Provide an exact repetition of every entry, with no word altered.

- [THE DATA]

+---+

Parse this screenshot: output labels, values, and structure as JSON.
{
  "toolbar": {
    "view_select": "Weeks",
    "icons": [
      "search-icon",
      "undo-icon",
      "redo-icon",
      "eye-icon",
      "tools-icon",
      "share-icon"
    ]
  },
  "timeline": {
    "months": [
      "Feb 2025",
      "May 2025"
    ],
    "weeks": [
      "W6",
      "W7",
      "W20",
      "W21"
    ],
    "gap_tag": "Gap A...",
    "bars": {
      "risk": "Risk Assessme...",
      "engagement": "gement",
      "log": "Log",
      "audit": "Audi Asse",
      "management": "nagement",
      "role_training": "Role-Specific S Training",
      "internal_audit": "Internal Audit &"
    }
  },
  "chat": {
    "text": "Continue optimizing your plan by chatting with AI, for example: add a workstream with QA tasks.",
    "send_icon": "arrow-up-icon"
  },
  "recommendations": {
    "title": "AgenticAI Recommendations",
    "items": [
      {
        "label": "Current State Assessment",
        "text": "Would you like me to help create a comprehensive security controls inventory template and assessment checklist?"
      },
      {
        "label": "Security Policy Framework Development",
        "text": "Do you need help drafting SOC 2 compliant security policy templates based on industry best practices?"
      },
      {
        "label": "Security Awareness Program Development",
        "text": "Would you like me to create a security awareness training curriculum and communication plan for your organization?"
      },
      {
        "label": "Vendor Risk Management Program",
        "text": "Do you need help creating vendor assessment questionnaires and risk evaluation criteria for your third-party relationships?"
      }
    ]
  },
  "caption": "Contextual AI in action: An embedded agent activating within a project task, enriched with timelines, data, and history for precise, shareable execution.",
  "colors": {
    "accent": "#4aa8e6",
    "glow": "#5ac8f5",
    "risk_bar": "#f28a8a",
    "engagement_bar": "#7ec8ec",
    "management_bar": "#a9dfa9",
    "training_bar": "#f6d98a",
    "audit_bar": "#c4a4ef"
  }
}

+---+

- [SOLUTION]
Parse this screenshot: output labels, values, and structure as JSON.
{
  "toolbar": {
    "view_select": "Weeks",
    "icons": [
      "search-icon",
      "undo-icon",
      "redo-icon",
      "eye-icon",
      "tools-icon",
      "share-icon"
    ]
  },
  "timeline": {
    "months": [
      "Feb 2025",
      "May 2025"
    ],
    "weeks": [
      "W6",
      "W7",
      "W20",
      "W21"
    ],
    "gap_tag": "Gap A...",
    "bars": {
      "risk": "Risk Assessme...",
      "engagement": "gement",
      "log": "Log",
      "audit": "Audi Asse",
      "management": "nagement",
      "role_training": "Role-Specific S Training",
      "internal_audit": "Internal Audit &"
    }
  },
  "chat": {
    "text": "Continue optimizing your plan by chatting with AI, for example: add a workstream with QA tasks.",
    "send_icon": "arrow-up-icon"
  },
  "recommendations": {
    "title": "AgenticAI Recommendations",
    "items": [
      {
        "label": "Current State Assessment",
        "text": "Would you like me to help create a comprehensive security controls inventory template and assessment checklist?"
      },
      {
        "label": "Security Policy Framework Development",
        "text": "Do you need help drafting SOC 2 compliant security policy templates based on industry best practices?"
      },
      {
        "label": "Security Awareness Program Development",
        "text": "Would you like me to create a security awareness training curriculum and communication plan for your organization?"
      },
      {
        "label": "Vendor Risk Management Program",
        "text": "Do you need help creating vendor assessment questionnaires and risk evaluation criteria for your third-party relationships?"
      }
    ]
  },
  "caption": "Contextual AI in action: An embedded agent activating within a project task, enriched with timelines, data, and history for precise, shareable execution.",
  "colors": {
    "accent": "#4aa8e6",
    "glow": "#5ac8f5",
    "risk_bar": "#f28a8a",
    "engagement_bar": "#7ec8ec",
    "management_bar": "#a9dfa9",
    "training_bar": "#f6d98a",
    "audit_bar": "#c4a4ef"
  }
}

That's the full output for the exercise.